Try it ▸ Word for word, restate the listing that follows and leave out the images.

Source material ▸
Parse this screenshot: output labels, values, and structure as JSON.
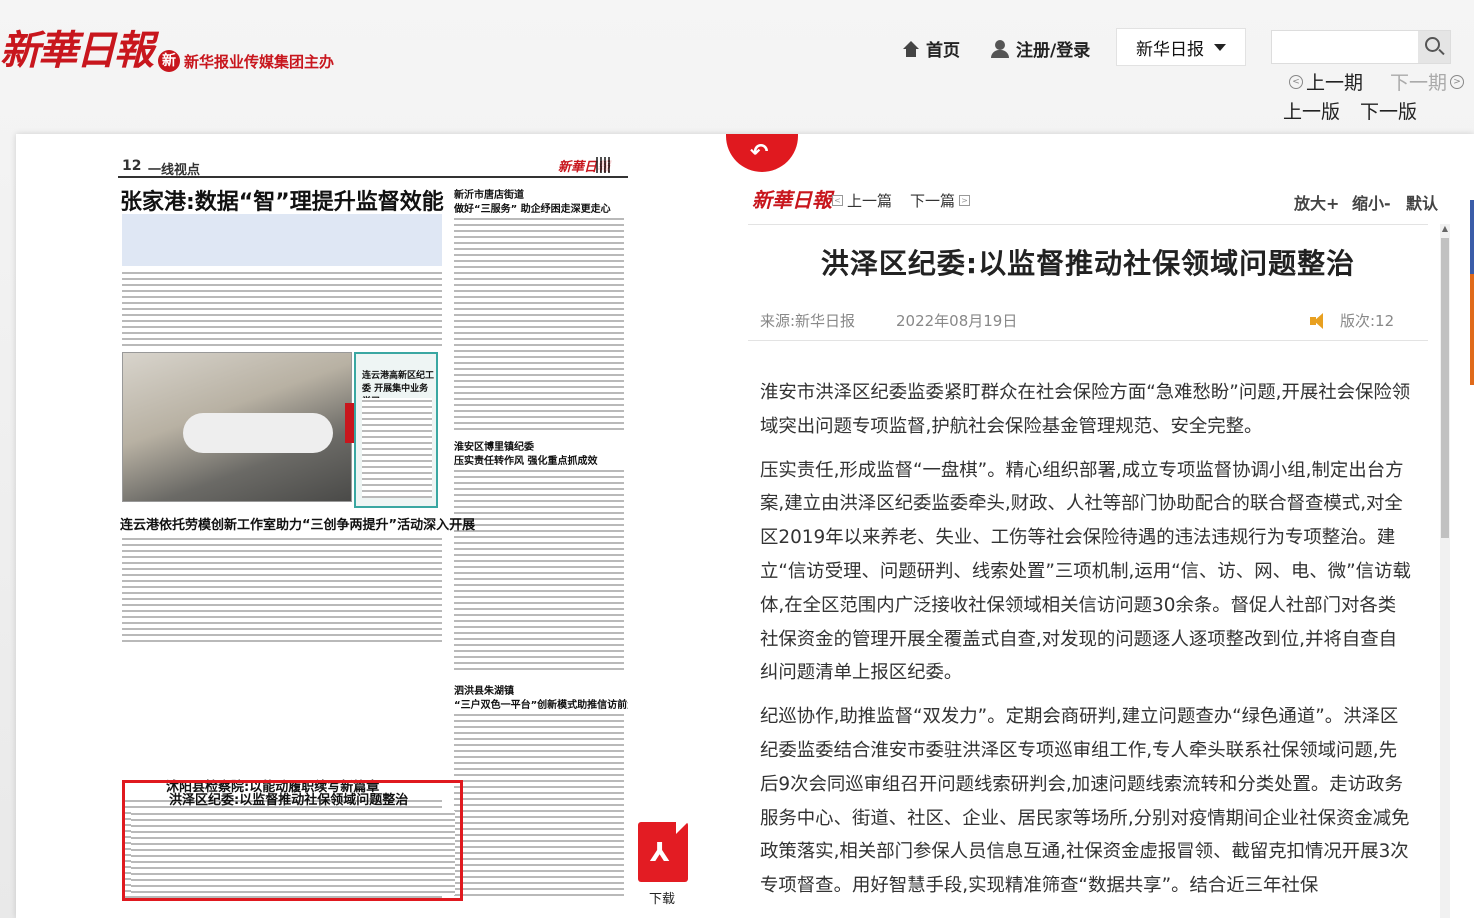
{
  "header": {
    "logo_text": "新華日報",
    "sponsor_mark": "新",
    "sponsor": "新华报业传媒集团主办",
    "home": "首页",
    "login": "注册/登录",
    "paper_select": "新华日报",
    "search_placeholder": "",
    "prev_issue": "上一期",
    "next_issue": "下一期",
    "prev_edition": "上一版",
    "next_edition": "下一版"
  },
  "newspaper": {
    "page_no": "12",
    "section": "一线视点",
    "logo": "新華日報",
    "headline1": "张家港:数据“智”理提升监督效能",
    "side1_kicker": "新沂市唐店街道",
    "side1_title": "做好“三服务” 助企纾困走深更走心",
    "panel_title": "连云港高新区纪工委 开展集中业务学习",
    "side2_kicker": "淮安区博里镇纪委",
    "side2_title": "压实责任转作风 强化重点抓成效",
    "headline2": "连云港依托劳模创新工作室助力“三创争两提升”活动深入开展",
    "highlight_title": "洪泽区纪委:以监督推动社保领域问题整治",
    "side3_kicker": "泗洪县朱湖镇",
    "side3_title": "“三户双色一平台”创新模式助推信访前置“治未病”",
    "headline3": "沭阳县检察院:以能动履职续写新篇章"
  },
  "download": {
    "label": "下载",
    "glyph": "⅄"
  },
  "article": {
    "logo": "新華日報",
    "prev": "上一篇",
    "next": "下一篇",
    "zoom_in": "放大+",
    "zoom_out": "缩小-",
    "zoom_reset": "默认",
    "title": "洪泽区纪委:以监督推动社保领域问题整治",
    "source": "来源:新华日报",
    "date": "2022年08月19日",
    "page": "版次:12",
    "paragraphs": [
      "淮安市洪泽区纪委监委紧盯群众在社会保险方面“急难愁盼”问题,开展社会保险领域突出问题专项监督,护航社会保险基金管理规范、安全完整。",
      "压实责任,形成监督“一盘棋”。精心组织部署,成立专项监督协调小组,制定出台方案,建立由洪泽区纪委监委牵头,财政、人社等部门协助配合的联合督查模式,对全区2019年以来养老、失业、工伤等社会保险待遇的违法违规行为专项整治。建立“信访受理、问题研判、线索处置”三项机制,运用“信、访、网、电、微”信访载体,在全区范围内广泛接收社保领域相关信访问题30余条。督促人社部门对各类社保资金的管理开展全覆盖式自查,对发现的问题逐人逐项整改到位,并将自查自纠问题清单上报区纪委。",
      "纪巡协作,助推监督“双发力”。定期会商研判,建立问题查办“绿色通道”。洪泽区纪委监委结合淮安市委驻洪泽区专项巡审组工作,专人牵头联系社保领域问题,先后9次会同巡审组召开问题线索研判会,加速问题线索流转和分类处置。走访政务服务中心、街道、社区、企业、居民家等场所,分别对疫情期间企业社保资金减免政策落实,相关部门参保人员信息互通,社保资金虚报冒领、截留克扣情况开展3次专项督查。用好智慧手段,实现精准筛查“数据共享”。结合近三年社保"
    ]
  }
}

Output for this exercise ▸
Parse this screenshot: output labels, values, and structure as JSON.
{
  "header": {
    "logo_text": "新華日報",
    "sponsor_mark": "新",
    "sponsor": "新华报业传媒集团主办",
    "home": "首页",
    "login": "注册/登录",
    "paper_select": "新华日报",
    "search_placeholder": "",
    "prev_issue": "上一期",
    "next_issue": "下一期",
    "prev_edition": "上一版",
    "next_edition": "下一版"
  },
  "newspaper": {
    "page_no": "12",
    "section": "一线视点",
    "logo": "新華日報",
    "headline1": "张家港:数据“智”理提升监督效能",
    "side1_kicker": "新沂市唐店街道",
    "side1_title": "做好“三服务” 助企纾困走深更走心",
    "panel_title": "连云港高新区纪工委 开展集中业务学习",
    "side2_kicker": "淮安区博里镇纪委",
    "side2_title": "压实责任转作风 强化重点抓成效",
    "headline2": "连云港依托劳模创新工作室助力“三创争两提升”活动深入开展",
    "highlight_title": "洪泽区纪委:以监督推动社保领域问题整治",
    "side3_kicker": "泗洪县朱湖镇",
    "side3_title": "“三户双色一平台”创新模式助推信访前置“治未病”",
    "headline3": "沭阳县检察院:以能动履职续写新篇章"
  },
  "download": {
    "label": "下载",
    "glyph": "⅄"
  },
  "article": {
    "logo": "新華日報",
    "prev": "上一篇",
    "next": "下一篇",
    "zoom_in": "放大+",
    "zoom_out": "缩小-",
    "zoom_reset": "默认",
    "title": "洪泽区纪委:以监督推动社保领域问题整治",
    "source": "来源:新华日报",
    "date": "2022年08月19日",
    "page": "版次:12",
    "paragraphs": [
      "淮安市洪泽区纪委监委紧盯群众在社会保险方面“急难愁盼”问题,开展社会保险领域突出问题专项监督,护航社会保险基金管理规范、安全完整。",
      "压实责任,形成监督“一盘棋”。精心组织部署,成立专项监督协调小组,制定出台方案,建立由洪泽区纪委监委牵头,财政、人社等部门协助配合的联合督查模式,对全区2019年以来养老、失业、工伤等社会保险待遇的违法违规行为专项整治。建立“信访受理、问题研判、线索处置”三项机制,运用“信、访、网、电、微”信访载体,在全区范围内广泛接收社保领域相关信访问题30余条。督促人社部门对各类社保资金的管理开展全覆盖式自查,对发现的问题逐人逐项整改到位,并将自查自纠问题清单上报区纪委。",
      "纪巡协作,助推监督“双发力”。定期会商研判,建立问题查办“绿色通道”。洪泽区纪委监委结合淮安市委驻洪泽区专项巡审组工作,专人牵头联系社保领域问题,先后9次会同巡审组召开问题线索研判会,加速问题线索流转和分类处置。走访政务服务中心、街道、社区、企业、居民家等场所,分别对疫情期间企业社保资金减免政策落实,相关部门参保人员信息互通,社保资金虚报冒领、截留克扣情况开展3次专项督查。用好智慧手段,实现精准筛查“数据共享”。结合近三年社保"
    ]
  }
}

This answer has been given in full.